## WORK REQUEST
Scan the data below for the string "this". Copy every line where it appears.

## THE INPUT

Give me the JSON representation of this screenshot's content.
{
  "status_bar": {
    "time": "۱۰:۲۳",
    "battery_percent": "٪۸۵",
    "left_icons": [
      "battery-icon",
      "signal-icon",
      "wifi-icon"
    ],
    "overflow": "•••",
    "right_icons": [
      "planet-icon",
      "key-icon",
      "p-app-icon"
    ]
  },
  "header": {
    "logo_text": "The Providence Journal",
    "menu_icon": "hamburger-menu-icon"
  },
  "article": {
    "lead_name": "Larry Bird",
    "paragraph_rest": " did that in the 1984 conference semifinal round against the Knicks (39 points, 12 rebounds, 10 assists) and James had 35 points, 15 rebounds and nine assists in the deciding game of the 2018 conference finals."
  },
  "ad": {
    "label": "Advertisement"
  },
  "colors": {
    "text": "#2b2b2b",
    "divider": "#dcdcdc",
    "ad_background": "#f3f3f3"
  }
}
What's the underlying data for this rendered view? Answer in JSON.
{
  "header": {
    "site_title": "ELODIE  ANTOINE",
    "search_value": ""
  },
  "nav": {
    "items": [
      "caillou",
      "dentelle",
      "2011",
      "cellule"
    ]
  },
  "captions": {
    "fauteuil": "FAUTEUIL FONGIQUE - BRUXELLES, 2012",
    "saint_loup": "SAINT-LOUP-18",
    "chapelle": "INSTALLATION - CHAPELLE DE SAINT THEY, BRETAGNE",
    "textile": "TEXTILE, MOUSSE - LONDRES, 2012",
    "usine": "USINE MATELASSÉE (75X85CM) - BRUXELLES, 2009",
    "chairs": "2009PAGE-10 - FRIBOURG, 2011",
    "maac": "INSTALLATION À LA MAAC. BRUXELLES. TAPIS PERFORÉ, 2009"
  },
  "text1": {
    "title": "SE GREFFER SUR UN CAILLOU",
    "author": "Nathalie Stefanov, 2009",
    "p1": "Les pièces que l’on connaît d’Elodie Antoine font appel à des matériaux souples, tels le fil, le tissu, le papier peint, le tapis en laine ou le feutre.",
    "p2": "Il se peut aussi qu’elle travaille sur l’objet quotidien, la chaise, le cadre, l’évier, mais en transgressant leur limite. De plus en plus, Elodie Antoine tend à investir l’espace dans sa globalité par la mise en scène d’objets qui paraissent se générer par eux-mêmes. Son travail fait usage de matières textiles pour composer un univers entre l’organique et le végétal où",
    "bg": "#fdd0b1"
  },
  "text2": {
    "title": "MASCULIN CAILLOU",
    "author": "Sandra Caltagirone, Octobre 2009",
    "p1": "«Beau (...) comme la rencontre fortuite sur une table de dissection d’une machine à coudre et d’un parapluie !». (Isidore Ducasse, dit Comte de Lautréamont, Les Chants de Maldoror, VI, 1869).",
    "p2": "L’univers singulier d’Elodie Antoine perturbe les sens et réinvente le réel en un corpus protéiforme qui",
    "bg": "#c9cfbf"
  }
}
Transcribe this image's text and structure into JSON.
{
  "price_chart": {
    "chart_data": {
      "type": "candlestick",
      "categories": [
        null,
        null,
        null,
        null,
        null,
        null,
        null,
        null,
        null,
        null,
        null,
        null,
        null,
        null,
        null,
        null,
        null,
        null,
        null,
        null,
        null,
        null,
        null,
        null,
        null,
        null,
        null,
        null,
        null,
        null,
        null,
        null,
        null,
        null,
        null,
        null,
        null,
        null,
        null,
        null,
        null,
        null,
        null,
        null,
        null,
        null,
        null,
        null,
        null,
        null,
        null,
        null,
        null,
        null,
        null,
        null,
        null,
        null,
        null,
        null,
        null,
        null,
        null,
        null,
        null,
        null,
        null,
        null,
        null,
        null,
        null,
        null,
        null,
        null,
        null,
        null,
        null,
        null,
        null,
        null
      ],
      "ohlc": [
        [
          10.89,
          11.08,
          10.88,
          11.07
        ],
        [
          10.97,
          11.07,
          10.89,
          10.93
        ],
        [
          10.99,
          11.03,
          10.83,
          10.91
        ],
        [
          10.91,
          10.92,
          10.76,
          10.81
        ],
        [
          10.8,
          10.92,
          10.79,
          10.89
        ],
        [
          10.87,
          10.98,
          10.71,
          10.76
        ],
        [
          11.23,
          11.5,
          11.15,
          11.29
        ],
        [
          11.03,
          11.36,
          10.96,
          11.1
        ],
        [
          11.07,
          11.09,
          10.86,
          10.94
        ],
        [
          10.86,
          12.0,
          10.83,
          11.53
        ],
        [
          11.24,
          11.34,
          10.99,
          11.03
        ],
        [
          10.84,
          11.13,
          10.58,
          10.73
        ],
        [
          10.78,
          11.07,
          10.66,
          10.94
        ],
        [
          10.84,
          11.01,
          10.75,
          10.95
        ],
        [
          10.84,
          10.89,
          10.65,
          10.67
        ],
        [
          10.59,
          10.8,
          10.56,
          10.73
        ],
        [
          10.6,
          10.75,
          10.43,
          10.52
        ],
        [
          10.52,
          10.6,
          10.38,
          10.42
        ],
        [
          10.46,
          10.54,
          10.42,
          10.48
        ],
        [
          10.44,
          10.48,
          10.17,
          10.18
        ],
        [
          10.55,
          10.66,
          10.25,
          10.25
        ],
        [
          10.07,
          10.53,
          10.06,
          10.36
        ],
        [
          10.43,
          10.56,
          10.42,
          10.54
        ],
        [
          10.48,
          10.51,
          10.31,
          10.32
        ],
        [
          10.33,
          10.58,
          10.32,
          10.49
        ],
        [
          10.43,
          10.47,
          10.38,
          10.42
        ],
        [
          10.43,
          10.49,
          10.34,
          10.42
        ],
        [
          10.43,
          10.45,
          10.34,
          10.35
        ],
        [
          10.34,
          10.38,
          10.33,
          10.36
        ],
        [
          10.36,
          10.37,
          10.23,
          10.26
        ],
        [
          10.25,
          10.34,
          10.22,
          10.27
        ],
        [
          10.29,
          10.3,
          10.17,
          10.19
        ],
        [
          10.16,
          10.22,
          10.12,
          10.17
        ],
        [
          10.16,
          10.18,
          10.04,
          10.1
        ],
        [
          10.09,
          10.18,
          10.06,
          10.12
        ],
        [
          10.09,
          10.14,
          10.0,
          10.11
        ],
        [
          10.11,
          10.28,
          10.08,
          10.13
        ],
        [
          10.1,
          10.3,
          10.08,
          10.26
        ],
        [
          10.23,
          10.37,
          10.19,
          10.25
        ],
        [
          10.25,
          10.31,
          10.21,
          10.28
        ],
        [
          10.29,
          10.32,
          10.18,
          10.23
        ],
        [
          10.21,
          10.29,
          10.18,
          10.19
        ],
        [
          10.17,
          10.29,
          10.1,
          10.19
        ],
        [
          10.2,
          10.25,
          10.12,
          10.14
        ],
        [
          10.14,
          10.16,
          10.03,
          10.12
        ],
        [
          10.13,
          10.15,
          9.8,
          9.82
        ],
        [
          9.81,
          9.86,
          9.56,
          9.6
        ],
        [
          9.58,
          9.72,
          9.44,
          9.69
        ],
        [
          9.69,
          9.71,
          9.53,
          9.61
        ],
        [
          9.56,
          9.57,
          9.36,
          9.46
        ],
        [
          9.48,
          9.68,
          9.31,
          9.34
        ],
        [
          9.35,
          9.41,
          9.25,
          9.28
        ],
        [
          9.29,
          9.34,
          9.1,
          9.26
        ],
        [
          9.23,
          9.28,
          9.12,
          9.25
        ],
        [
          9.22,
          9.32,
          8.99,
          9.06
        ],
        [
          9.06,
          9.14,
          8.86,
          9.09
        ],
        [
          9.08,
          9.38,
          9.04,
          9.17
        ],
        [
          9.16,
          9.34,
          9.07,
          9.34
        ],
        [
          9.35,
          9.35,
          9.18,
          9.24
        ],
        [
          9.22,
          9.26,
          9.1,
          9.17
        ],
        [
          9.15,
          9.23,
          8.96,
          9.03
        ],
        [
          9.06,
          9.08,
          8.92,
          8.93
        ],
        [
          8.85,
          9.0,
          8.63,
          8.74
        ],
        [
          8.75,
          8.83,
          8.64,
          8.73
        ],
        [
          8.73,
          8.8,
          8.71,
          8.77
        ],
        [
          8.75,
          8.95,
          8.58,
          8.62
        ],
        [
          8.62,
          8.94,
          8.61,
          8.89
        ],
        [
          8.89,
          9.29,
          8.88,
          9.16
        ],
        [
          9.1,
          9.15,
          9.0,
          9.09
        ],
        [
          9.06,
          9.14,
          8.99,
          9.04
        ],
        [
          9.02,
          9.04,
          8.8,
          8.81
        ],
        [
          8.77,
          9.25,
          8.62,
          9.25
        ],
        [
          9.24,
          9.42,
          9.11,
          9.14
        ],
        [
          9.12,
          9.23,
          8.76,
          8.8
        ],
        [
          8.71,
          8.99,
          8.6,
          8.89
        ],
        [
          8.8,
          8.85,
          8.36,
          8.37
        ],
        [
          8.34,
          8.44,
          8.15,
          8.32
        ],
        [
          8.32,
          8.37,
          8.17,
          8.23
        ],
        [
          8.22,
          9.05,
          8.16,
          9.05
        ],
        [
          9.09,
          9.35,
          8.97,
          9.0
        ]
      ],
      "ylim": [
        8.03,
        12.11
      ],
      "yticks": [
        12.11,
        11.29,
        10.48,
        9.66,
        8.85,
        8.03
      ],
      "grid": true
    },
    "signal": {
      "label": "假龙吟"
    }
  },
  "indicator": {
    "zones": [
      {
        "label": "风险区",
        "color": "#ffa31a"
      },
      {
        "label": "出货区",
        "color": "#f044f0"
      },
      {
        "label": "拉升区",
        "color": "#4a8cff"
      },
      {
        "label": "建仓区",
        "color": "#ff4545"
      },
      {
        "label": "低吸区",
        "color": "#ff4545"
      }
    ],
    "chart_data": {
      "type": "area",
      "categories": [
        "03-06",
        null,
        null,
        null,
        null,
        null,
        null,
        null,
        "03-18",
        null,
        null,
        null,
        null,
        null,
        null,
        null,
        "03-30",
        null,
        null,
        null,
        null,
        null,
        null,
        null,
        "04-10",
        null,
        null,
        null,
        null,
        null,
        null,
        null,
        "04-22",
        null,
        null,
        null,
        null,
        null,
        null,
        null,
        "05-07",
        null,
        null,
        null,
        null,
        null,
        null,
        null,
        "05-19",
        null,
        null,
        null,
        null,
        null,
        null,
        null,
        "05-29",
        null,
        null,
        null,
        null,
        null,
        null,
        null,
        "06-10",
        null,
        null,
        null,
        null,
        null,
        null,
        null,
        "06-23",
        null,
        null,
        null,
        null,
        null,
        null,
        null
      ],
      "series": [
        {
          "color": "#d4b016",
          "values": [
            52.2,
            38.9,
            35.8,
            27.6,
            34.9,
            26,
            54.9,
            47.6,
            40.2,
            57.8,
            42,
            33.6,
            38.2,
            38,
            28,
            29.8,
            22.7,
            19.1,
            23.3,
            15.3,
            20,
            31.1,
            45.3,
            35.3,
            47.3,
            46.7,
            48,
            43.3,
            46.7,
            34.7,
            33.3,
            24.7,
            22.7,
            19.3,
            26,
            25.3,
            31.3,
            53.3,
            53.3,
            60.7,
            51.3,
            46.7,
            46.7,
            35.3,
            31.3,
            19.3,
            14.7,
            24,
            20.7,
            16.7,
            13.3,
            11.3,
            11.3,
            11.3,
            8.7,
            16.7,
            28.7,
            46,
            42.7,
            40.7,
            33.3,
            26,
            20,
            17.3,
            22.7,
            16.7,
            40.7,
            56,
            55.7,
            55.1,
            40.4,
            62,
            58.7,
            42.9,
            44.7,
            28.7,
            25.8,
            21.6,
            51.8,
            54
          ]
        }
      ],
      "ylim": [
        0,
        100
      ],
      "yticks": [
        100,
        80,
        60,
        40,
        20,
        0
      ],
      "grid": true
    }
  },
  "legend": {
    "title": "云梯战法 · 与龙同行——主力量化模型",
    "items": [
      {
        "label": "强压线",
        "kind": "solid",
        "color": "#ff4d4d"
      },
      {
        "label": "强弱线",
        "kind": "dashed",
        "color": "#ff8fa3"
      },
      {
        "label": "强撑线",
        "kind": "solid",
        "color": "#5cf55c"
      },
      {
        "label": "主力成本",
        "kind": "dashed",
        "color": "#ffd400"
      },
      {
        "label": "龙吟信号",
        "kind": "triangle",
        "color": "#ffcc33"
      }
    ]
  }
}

## ANSWER BOX
Give me the JSON representation of this screenshot's content.
What's the underlying data for this rendered view? Answer in JSON.
Transcribe this image's text and structure into JSON.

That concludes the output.